Metrics (Liquidity) and a Review of Accounting in 2006 (#28)

In this episode, we review the key accounting events during the past year, and also discuss the key metrics for liquidity. Key points discussed concerning accounting events are:

  • Enron and Worldcom jail terms were handed down.

  • There were a series of stock option manipulation frauds.

  • The SEC issued new compensation disclosure rules.

  • FIN 46 was issued, involving off-balance sheet reporting requirements.

  • Issues with the existing lease and pension accounting standards were discussed.

  • The industry dealt with ongoing complaints about the requirements of Sarbanes-Oxley section 404, pertaining to systems of control.

Key points relating to the metrics for liquidity are:

  • The current ratio is not a useful indicator of liquidity, since it includes inventory, which is not liquid.

  • The quick ratio is better, since it removes inventory from the calculation.

  • A comparison of sales to assets can be plotted on a trend line; the proportion should be about the same over time.

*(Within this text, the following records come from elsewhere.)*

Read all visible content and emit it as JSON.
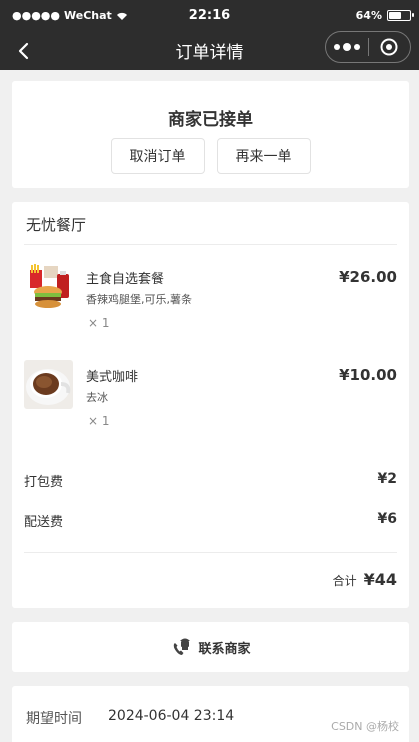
{
  "status_bar": {
    "signal": "●●●●●",
    "carrier": "WeChat",
    "time": "22:16",
    "battery_text": "64%",
    "battery_level": 0.64
  },
  "nav": {
    "title": "订单详情"
  },
  "order_status": {
    "title": "商家已接单",
    "cancel_label": "取消订单",
    "reorder_label": "再来一单"
  },
  "shop": {
    "name": "无忧餐厅"
  },
  "items": [
    {
      "name": "主食自选套餐",
      "desc": "香辣鸡腿堡,可乐,薯条",
      "qty": "× 1",
      "price": "¥26.00",
      "icon": "burger-combo-image"
    },
    {
      "name": "美式咖啡",
      "desc": "去冰",
      "qty": "× 1",
      "price": "¥10.00",
      "icon": "coffee-image"
    }
  ],
  "fees": [
    {
      "label": "打包费",
      "value": "¥2"
    },
    {
      "label": "配送费",
      "value": "¥6"
    }
  ],
  "total": {
    "label": "合计",
    "value": "¥44"
  },
  "contact": {
    "label": "联系商家",
    "icon": "merchant-phone-icon"
  },
  "delivery": {
    "label": "期望时间",
    "value": "2024-06-04 23:14"
  },
  "watermark": "CSDN @杨校"
}
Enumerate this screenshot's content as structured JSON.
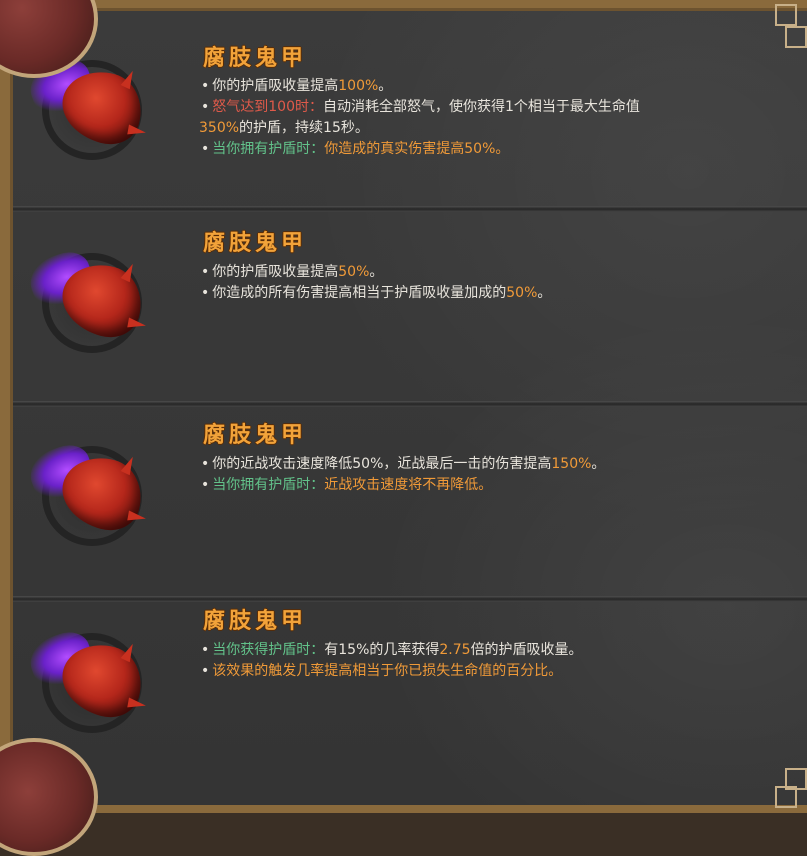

  • The days of working capital ratio indicates the amount of working capital needed to support one day of sales.

  • The accounts receivable collection period indicates the average number of days during which an invoice is outstanding, before it is collected.

  • A comparison of sales to inventory can be plotted on a trend line, to indicate the ongoing investment level of a business in inventory.

  • The accounts payable days measurement can be plotted on a trend line to highlight any changes in payables duration.

  • The risky assets conversion ratio shows the percentage of low-value assets on a company’s balance sheet.

Related Courses

Business Ratios Guidebook